INSTRUCTIONS TO FOLLOW: Below are the records; how many of their lines contain "setting"? Reply only with that figure.
[DATA PROVIDED — start]
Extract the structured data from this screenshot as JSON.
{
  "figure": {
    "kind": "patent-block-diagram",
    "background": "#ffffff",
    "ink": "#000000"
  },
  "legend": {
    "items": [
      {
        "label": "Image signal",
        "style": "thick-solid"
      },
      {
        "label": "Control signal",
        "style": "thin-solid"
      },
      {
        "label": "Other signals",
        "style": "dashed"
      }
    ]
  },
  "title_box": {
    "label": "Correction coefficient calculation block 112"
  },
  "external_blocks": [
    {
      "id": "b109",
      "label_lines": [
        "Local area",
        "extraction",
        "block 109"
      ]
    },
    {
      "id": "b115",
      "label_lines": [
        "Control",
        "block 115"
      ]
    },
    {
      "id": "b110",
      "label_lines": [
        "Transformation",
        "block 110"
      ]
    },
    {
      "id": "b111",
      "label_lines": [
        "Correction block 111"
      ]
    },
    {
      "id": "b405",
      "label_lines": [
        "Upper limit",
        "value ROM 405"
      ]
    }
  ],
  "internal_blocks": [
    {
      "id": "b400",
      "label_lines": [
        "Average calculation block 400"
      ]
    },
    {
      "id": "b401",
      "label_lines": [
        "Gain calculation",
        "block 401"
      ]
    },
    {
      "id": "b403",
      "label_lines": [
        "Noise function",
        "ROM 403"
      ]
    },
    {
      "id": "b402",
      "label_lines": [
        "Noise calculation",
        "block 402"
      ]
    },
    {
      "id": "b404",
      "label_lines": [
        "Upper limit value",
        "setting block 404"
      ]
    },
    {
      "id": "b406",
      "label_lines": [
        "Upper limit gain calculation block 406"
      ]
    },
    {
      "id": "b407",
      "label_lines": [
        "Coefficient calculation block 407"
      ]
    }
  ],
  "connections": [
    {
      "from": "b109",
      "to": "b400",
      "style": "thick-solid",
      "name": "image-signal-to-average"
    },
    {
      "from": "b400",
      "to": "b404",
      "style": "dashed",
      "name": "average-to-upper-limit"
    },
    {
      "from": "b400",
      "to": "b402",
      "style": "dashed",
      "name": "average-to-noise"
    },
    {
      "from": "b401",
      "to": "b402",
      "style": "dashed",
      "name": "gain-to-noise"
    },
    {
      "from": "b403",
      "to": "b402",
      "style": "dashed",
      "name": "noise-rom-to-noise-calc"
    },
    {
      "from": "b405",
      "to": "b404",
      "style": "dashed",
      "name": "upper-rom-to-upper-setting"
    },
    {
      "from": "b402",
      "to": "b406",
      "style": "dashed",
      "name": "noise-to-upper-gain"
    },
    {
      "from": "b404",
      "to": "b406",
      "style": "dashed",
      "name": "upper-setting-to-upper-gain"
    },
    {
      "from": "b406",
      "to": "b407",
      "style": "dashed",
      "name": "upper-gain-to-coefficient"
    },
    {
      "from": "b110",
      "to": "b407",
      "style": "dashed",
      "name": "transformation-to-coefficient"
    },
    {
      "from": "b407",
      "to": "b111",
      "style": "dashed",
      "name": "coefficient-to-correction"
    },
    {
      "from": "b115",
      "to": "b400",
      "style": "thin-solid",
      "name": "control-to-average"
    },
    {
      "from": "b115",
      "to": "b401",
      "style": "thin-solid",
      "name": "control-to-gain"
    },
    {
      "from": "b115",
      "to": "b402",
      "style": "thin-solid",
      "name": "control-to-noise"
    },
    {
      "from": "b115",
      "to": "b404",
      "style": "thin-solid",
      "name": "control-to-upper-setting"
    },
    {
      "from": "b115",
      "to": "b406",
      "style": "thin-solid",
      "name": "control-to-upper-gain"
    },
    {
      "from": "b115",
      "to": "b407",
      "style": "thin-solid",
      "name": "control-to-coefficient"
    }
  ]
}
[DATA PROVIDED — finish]
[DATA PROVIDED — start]
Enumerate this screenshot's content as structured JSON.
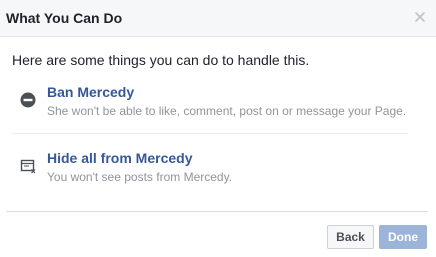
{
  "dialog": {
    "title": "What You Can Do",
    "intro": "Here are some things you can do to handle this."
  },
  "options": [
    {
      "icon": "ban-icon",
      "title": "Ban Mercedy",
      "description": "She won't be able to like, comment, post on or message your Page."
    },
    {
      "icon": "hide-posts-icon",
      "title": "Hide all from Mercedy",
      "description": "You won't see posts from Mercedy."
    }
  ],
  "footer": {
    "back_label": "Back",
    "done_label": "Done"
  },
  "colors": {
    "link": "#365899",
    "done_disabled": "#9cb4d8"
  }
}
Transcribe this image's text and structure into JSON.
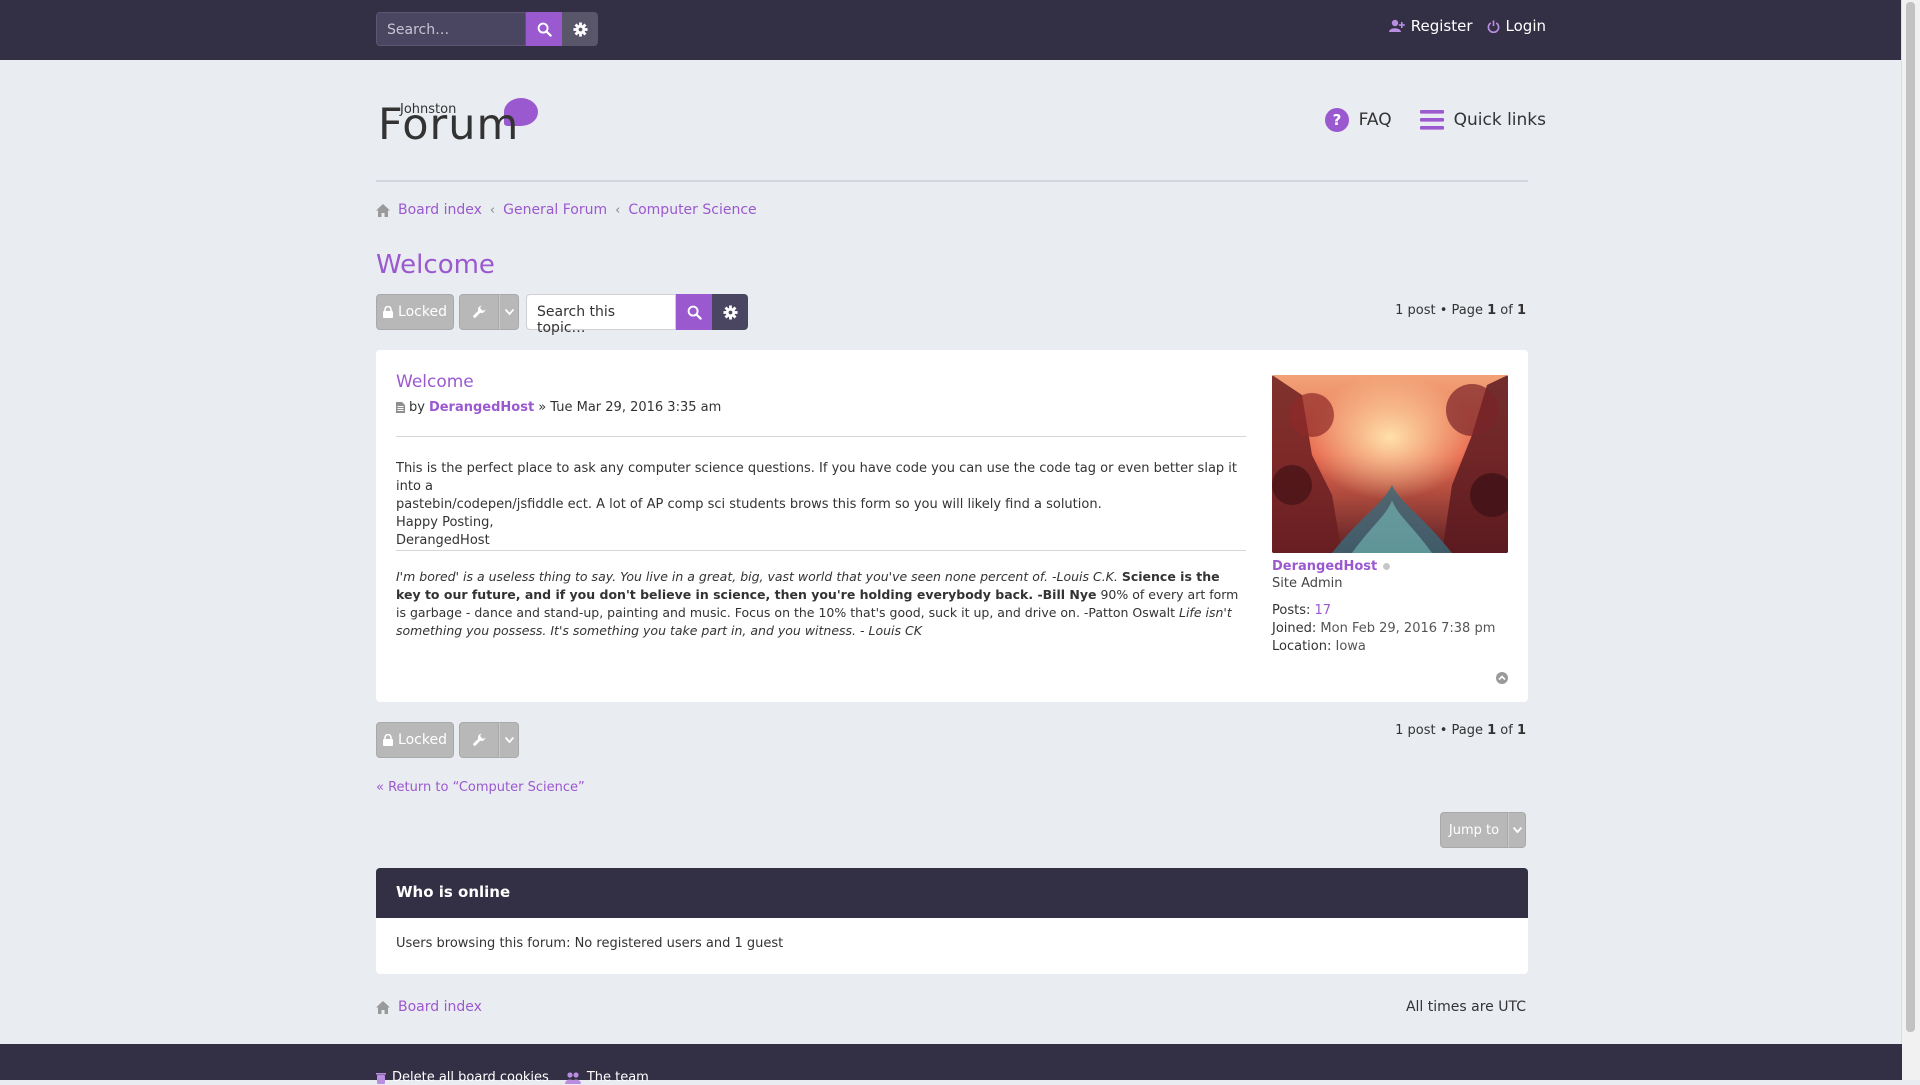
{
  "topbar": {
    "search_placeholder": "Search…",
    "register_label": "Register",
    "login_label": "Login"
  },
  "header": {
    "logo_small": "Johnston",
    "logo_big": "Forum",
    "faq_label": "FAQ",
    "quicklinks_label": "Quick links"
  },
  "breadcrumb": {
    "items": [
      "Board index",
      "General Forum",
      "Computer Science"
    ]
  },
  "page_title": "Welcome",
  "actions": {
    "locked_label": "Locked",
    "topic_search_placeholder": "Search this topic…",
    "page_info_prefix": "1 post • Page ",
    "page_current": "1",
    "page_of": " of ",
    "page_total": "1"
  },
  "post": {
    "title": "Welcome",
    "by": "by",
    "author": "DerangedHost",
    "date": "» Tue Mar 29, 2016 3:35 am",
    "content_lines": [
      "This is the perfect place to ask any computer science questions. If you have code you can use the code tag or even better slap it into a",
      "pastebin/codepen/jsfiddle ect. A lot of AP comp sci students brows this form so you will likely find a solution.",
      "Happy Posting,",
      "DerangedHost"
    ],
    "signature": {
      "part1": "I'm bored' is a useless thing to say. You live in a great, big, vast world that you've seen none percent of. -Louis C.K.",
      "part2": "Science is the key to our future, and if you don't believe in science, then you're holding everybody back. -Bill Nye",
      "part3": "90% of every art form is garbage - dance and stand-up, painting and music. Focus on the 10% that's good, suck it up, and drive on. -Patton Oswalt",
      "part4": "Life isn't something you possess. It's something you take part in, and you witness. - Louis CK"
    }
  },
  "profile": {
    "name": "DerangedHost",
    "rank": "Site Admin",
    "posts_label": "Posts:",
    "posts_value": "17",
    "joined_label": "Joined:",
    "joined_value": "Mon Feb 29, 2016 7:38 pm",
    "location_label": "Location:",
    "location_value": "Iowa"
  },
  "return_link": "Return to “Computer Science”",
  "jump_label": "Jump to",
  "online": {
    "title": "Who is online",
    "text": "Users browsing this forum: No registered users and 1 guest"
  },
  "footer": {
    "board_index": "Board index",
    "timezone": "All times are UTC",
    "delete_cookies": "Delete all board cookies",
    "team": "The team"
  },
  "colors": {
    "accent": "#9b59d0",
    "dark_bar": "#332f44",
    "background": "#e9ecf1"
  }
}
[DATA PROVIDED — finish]
WRITTEN SOLUTION: 4